Littenberg and Plisco hired additional editor Patrick Gallagher to help with the initial editing set-up and the overall visual effects workload, as well as to perform complicated comps throughout the process. Gallagher had worked on Spider-Man, Joy Ride and For Love of the Game. “Patrick’s experience on the Spider-Man films was a great asset in preparing the visual effects,” says Littenberg. “And he was essential in the early stages of editing storyboards and previz before shooting.” In addition, first assistant editor Ceci Hyoun and second assistant editor Bart Breve kept up communication between the editors and the visual effects team.

Patrick Gallagher.

“All our editors, assistants and visual effects editors used Avid Adrenaline or Avid Xpress Pro in the cutting room,” says Gallagher. “Our dailies were shared on a 4TB Avid Unity with fiber and Ethernet connections. We used up to eight Adrenalines and one Xpress Pro sharing media. While on location in Australia, we also used Avid Media Station to tie our telecine operators directly to our Unity. All workstations were Mac G5s running OS X.”

Charlotte’s Web chose the Adrenaline software because it supported intensive editing of visual effects and was faster for rendering, playing real-time effects and importing and exporting QT files. “The Avid effects palette was used extensively for building visual effects shots for screenings and for turning over correct counts to vendors,” explains Gallagher. “Paint, Animatte and ChromaKey tools were used to composite visual effects layers together and remove animatronic wires and animal trainers––who were in practically every shot.”

The Xpress Pro system was chosen for ease of use, simple set-up and portability. “During pre-production, the entire storyboard and previz edit could be contained on a single FireWire drive and laptop,” adds Gallagher. “The director and I had the portability to bring the previz sequence to pre-production meetings and rehearsals on the stage.” Edits were done at 14:1 SD offline resolution. Previews were screened of color-corrected Digibeta outputs.

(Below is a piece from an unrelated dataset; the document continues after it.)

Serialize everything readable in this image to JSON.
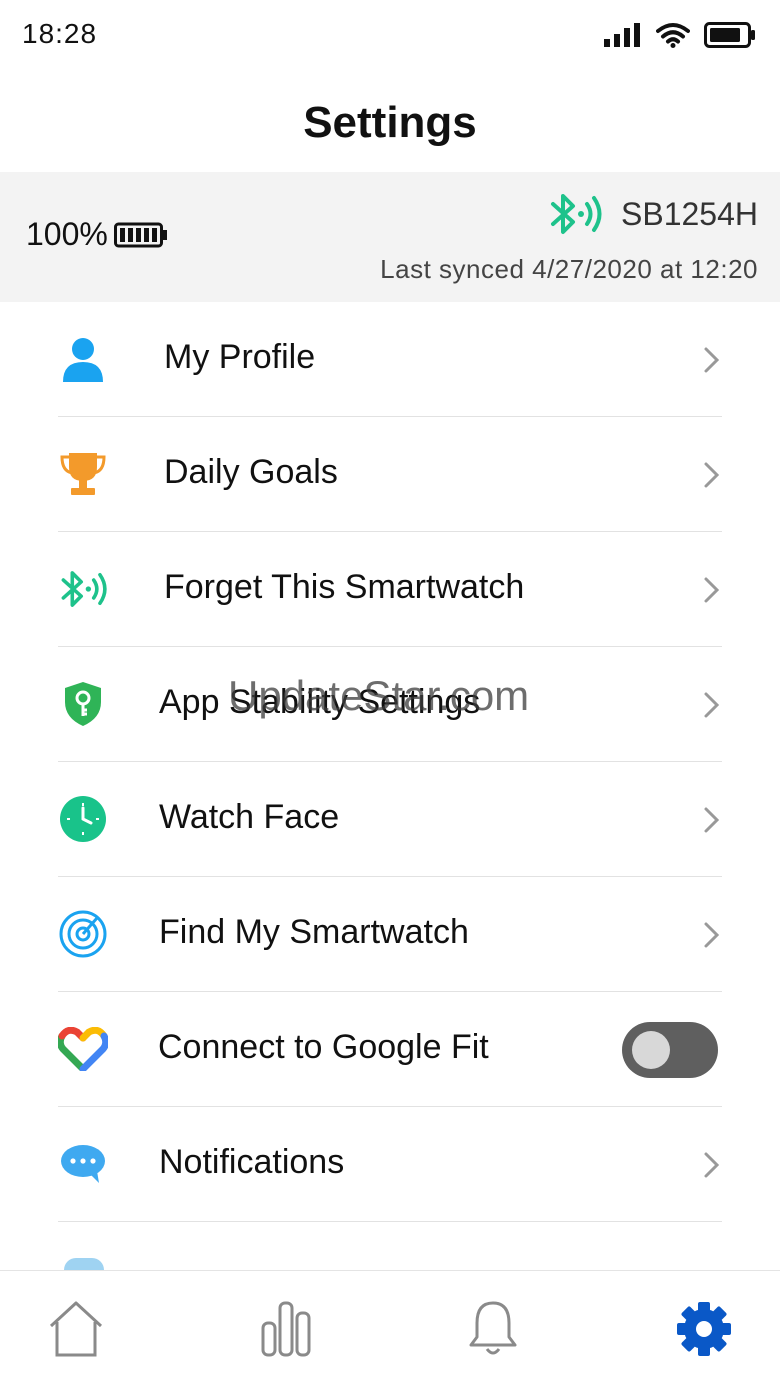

Visual effects and digital intermediate (DI) were at 2K resolution and the output was printed straight from the DI.

Do women editors bring a different viewpoint, approach or sensibility to editing a picture? “No,” says Littenberg. “Every person has his or her own strengths and weaknesses.” Plisco agrees: “There are a lot of wonderful women editors working today and our sensibilities are as varied as any male editor’s might be. It’s a huge responsibility to head an editorial department on a big-budget movie. I like proving the theory wrong that men make better leaders.”